(\frac{d}{d\theta_{1}}\mathcal{J}(\theta_1)) derivative says

- Lets take tangent at the point and look at slope of the line
- Line has positive slope so it has positive derivative (\frac{d}{d\theta_{1}}\mathcal{J}(\theta_1) \geq 0 )
- Moving towards the minimum (\theta
*{1} := \theta*{1} - \alpha (some\ positive\ number))) to a smaller value - Negative slope results in bigger values as moving to minimum
- What happens if (\alpha) is too small or too large

- Too small

- too long

- too long
- Too large

- Can overshoot the minimum and fail to converge

- Can overshoot the minimum and fail to converge

- Too small
- When you get to a local minimum

- Gradient of tangent/derivative is 0
- (\theta_1) remains same

- Gradient of tangent/derivative is 0
- As approach the global minimum the derivative term gets smaller, magnitude of update to (\theta_1) gets smaller.

## Linear regression with gradient descent

Apply gradient descent to minimize the squarred error cost function (\mathcal{J}(\theta

*{0},\theta*{1}))

(\frac{\partial}{\partial\theta*{j}} \mathcal{J}(\theta*{0},\theta*{1}) =*{j}} \frac{1}{2m} \sum\limits

\frac{\partial}{\partial\theta*{i = 1}^m [ h*{\theta}( x_i ) - y*i ]^2 =*{j}} \frac{1}{2m} \sum\limits_{i = 1}^m [ \theta_0 + \theta_1 x_i - y_i ]^2 )

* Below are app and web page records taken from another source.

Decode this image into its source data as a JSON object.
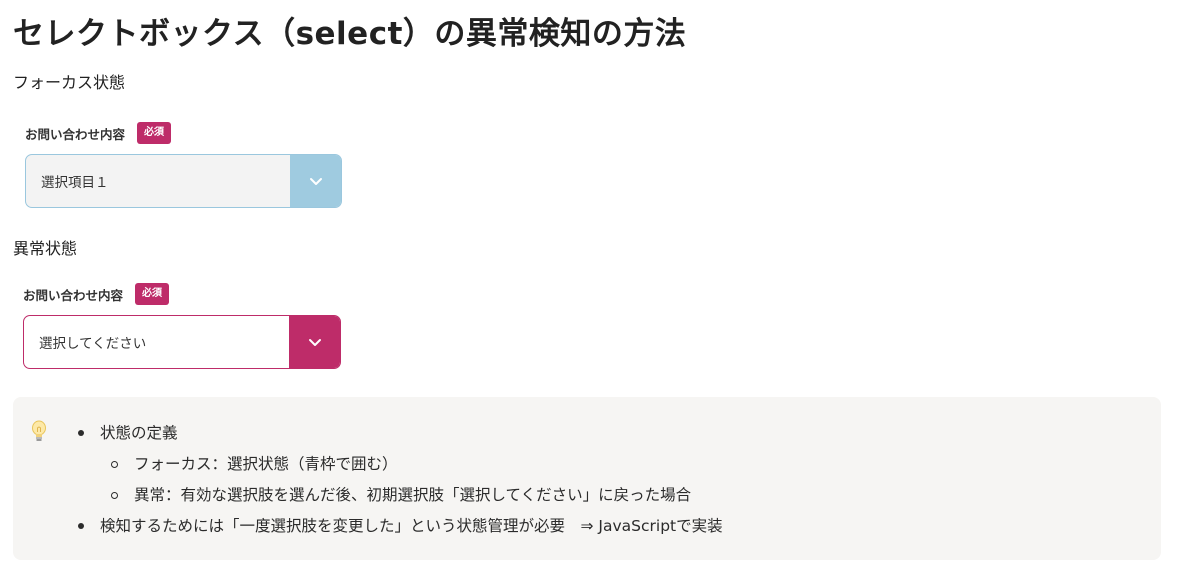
{
  "title": "セレクトボックス（select）の異常検知の方法",
  "focus_section": {
    "heading": "フォーカス状態",
    "field_label": "お問い合わせ内容",
    "badge": "必須",
    "selected_value": "選択項目１",
    "border_color": "#9ac7de",
    "arrow_bg_color": "#9fcbe0"
  },
  "error_section": {
    "heading": "異常状態",
    "field_label": "お問い合わせ内容",
    "badge": "必須",
    "selected_value": "選択してください",
    "border_color": "#be2c69",
    "arrow_bg_color": "#be2c69"
  },
  "callout": {
    "icon": "lightbulb-icon",
    "items": [
      {
        "text": "状態の定義"
      },
      {
        "text": "フォーカス：選択状態（青枠で囲む）"
      },
      {
        "text": "異常：有効な選択肢を選んだ後、初期選択肢「選択してください」に戻った場合"
      },
      {
        "text": "検知するためには「一度選択肢を変更した」という状態管理が必要　⇒ JavaScriptで実装"
      }
    ]
  },
  "colors": {
    "badge": "#be2c69",
    "callout_bg": "#f6f5f3"
  }
}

\frac{\partial}{\partial\thetaDetermine derivative for each parameter, you need to know multivariate calculus

(j = 0: \frac{\partial}{\partial\theta*{0}} \mathcal{J}(\theta*{0},\theta*{1}) =*{i = 1}^m [ h_{\theta}( x_i ) - y

\frac{1}{m} \sum\limits*i ]^2 )*{1}} \mathcal{J}(\theta

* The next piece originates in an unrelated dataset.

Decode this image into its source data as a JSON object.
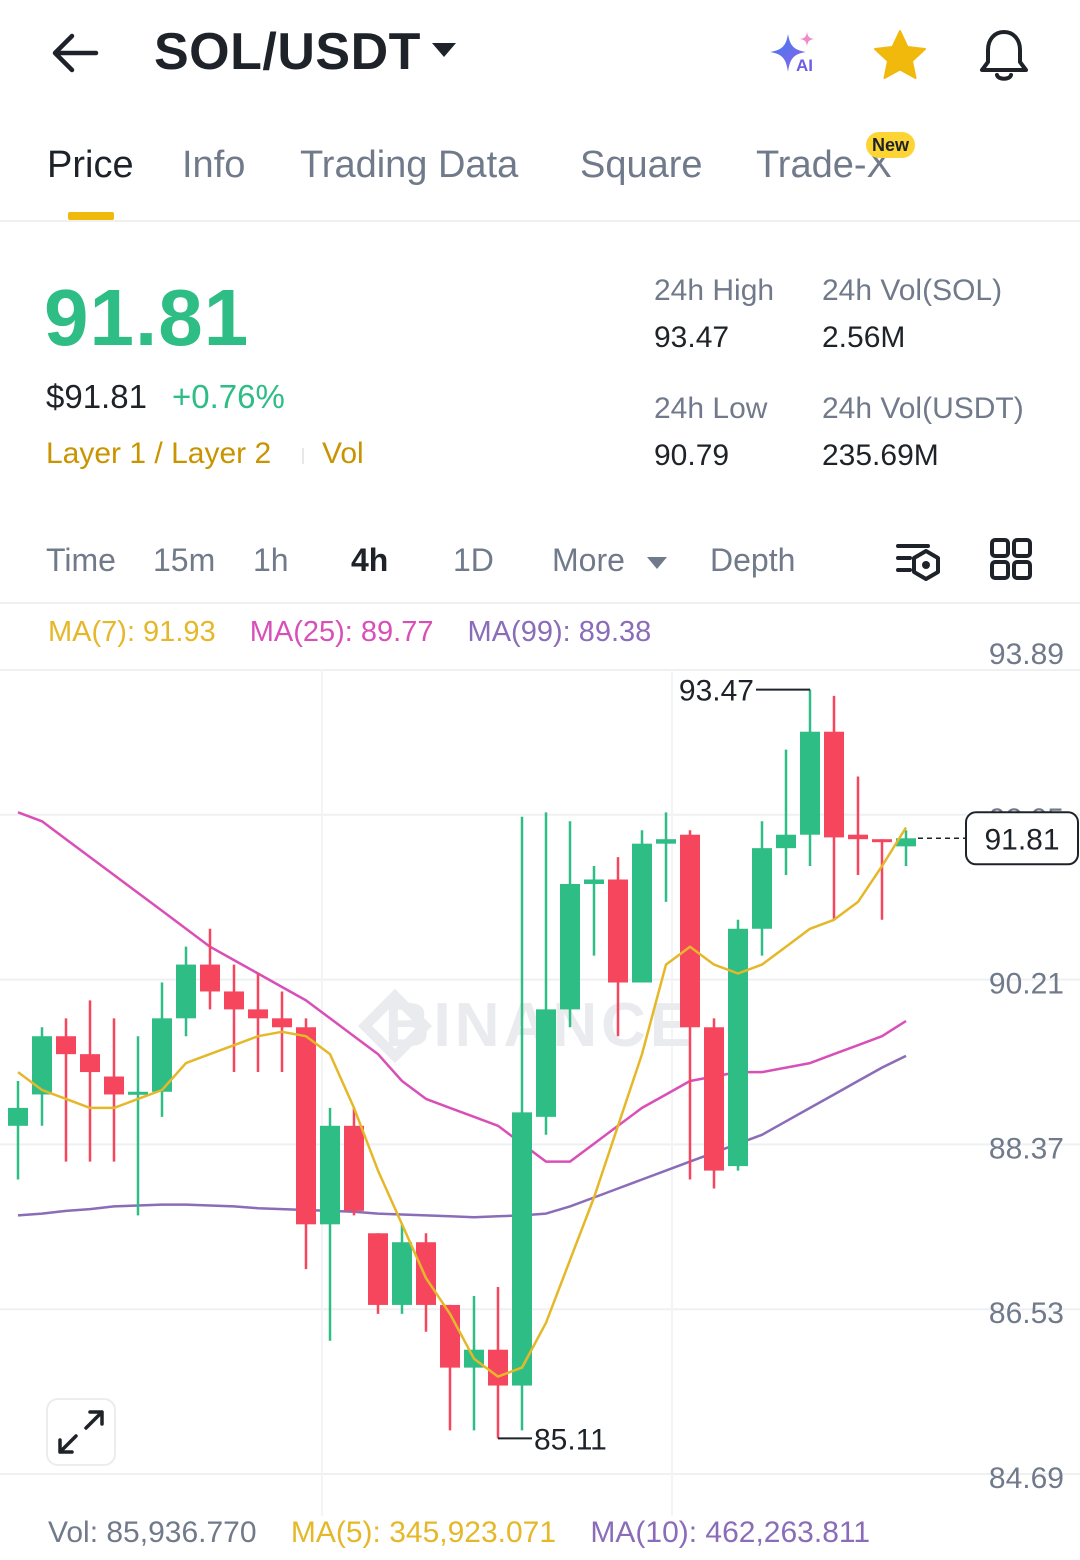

(j = 1: \frac{\partial}{\partial\theta*{0},\theta*{1}) =

\frac{1}{m} \sum\limits*{i = 1}^m [ h*{\theta}( x_i ) - y_i ]^2 x_i)Plug back into the gradient descent algorithm

(\theta*{0} := \theta*{0} - \alpha\frac{1}{m} \sum\limits*{i = 1}^m [ h*{\theta}( x_i ) - y*i ]^2 )*{1} := \theta

(\theta*{1} - \alpha\frac{1}{m} \sum\limits*{i = 1}^m [ h_{\theta}( x_i ) - y_i ]^2 x_i )

Linear regression cost function is always a convex function - always has a singe minimum.

- This is actually
**Batch Gradient Descent**

- Refers to the fact that over each step you look at all the training data

- Each step compute over m training examples

- Each step compute over m training examples
- Sometimes non-batch versions exist, which look at small data subsets

- We’ll look at other forms of gradient descent (to use when m is too large) later in the course

- We’ll look at other forms of gradient descent (to use when m is too large) later in the course

- Refers to the fact that over each step you look at all the training data
- There exists a numerical solution for finding a solution for a minimum function

**Normal equations**method- Gradient descent scales better to large data sets though
- Used in lots of contexts and machine learning

## Normal equation method

- To solve the minimization problem we can solve it (min\ \mathcal{J}(\theta
*{0},\theta*{1})) exactly using a numeric method which avoids the iterative approach used by gradient descent.

## Learn with a larger number of features

- With multiple features becomes hard to plot
- Notation becomes more complicated too
- Need linear algebra for more complex linear regression modles